Thanks to increasing heat from law enforcement and threats against her life, Blanco fled to Orange County in the early 1980s. According to Gallo, she visited the nightclub that Avila opened above Setoya, Tavila’s, so often it appeared she did her business there. “She was operating right here,” Gallo recalls. “She was part of that crowd, always upstairs. I danced with her.” Blanco’s entrée into Orange County’s coke scene was short-lived, however. The U.S. Drug Enforcement Agency (DEA) caught up with her in 1985, arrested her at her house in Irvine and sent her back to Florida to face drug-smuggling charges. She spent the next 20 years in prison before being released in 2004 and deported to Colombia, where she promptly disappeared.
Meanwhile, Gallo graduated from making deliveries for Avila to running his own crew of drug dealers and hoodlums. His specialty: identifying various local competitors, ambushing them with loaded guns, blowing up their cars with homemade explosives, stealing their drugs and running them out of town. He spent most of his free time drinking and doing lines of coke at the now-defunct Avila’s El Ranchito in the Back Bay area of Costa Mesa, which is what he was doing on May 7, 1987, the night Avila died.

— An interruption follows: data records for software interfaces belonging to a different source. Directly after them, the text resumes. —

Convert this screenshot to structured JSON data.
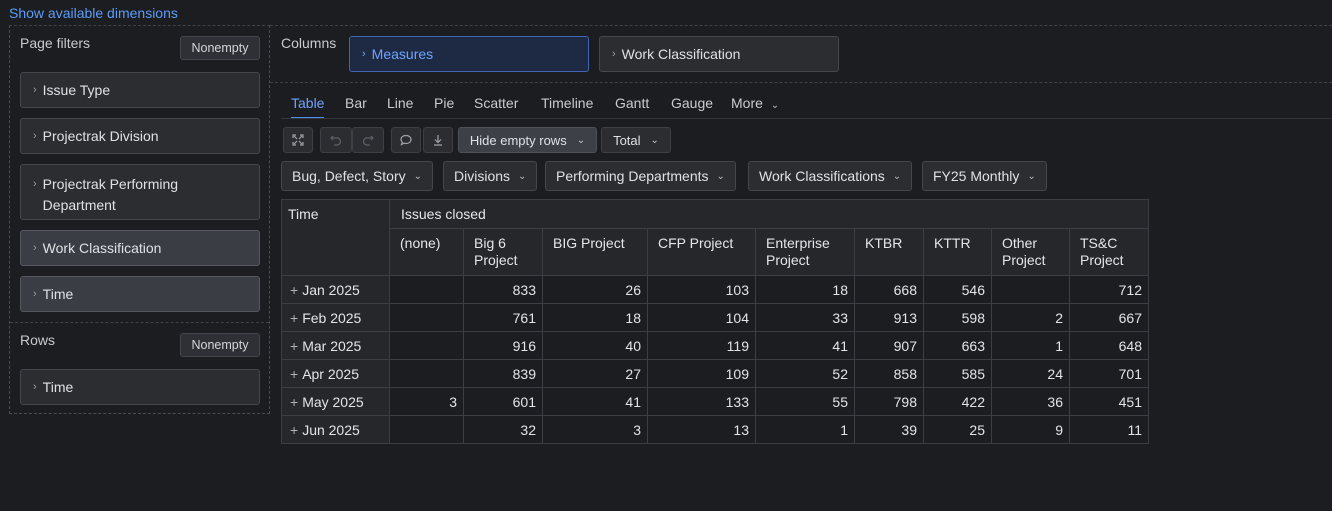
{
  "show_dims": "Show available dimensions",
  "page_filters": {
    "label": "Page filters",
    "nonempty": "Nonempty",
    "items": [
      "Issue Type",
      "Projectrak Division",
      "Projectrak Performing Department",
      "Work Classification",
      "Time"
    ]
  },
  "rows": {
    "label": "Rows",
    "nonempty": "Nonempty",
    "items": [
      "Time"
    ]
  },
  "columns": {
    "label": "Columns",
    "items": [
      "Measures",
      "Work Classification"
    ]
  },
  "tabs": [
    "Table",
    "Bar",
    "Line",
    "Pie",
    "Scatter",
    "Timeline",
    "Gantt",
    "Gauge",
    "More"
  ],
  "toolbar": {
    "hide_empty": "Hide empty rows",
    "total": "Total"
  },
  "filters": [
    "Bug, Defect, Story",
    "Divisions",
    "Performing Departments",
    "Work Classifications",
    "FY25 Monthly"
  ],
  "table": {
    "corner": "Time",
    "measure": "Issues closed",
    "columns": [
      "(none)",
      "Big 6 Project",
      "BIG Project",
      "CFP Project",
      "Enterprise Project",
      "KTBR",
      "KTTR",
      "Other Project",
      "TS&C Project"
    ],
    "rows": [
      {
        "label": "Jan 2025",
        "values": [
          "",
          "833",
          "26",
          "103",
          "18",
          "668",
          "546",
          "",
          "712"
        ]
      },
      {
        "label": "Feb 2025",
        "values": [
          "",
          "761",
          "18",
          "104",
          "33",
          "913",
          "598",
          "2",
          "667"
        ]
      },
      {
        "label": "Mar 2025",
        "values": [
          "",
          "916",
          "40",
          "119",
          "41",
          "907",
          "663",
          "1",
          "648"
        ]
      },
      {
        "label": "Apr 2025",
        "values": [
          "",
          "839",
          "27",
          "109",
          "52",
          "858",
          "585",
          "24",
          "701"
        ]
      },
      {
        "label": "May 2025",
        "values": [
          "3",
          "601",
          "41",
          "133",
          "55",
          "798",
          "422",
          "36",
          "451"
        ]
      },
      {
        "label": "Jun 2025",
        "values": [
          "",
          "32",
          "3",
          "13",
          "1",
          "39",
          "25",
          "9",
          "11"
        ]
      }
    ]
  }
}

“I was drinking tequila shots with my friend, and we were doing poppers [white tequila mixed with 7-Up] on the table,” Gallo recalls. Angered by the noise, Avila marched over to Gallo’s table. “Hey, come here,” he ordered. “You’ve got to stop that. This is a family restaurant.” Gallo and his friend asked if they could use Avila’s office to continue their drinking game. An hour or so later, Avila told Gallo he was leaving to go see his girlfriend. Gallo knew that Avila had been having problems lately, that he’d been threatened over some kind of drug-related financial dispute and was carrying a handgun for protection.
“I asked him if he was all right, and he said, ‘Yeah, see you later,’” Gallo recalls. “It was weird. There was something in the air. I had a bad feeling. He got in his car, and I watched his Porsche pull out.” That was the last time Gallo saw Avila. He continued drinking, and then drove home, passed out on the floor and woke up to the sound of his phone ringing. Still groggy, he picked up the receiver and learned from one of his drug-dealing buddies that Avila had just been murdered.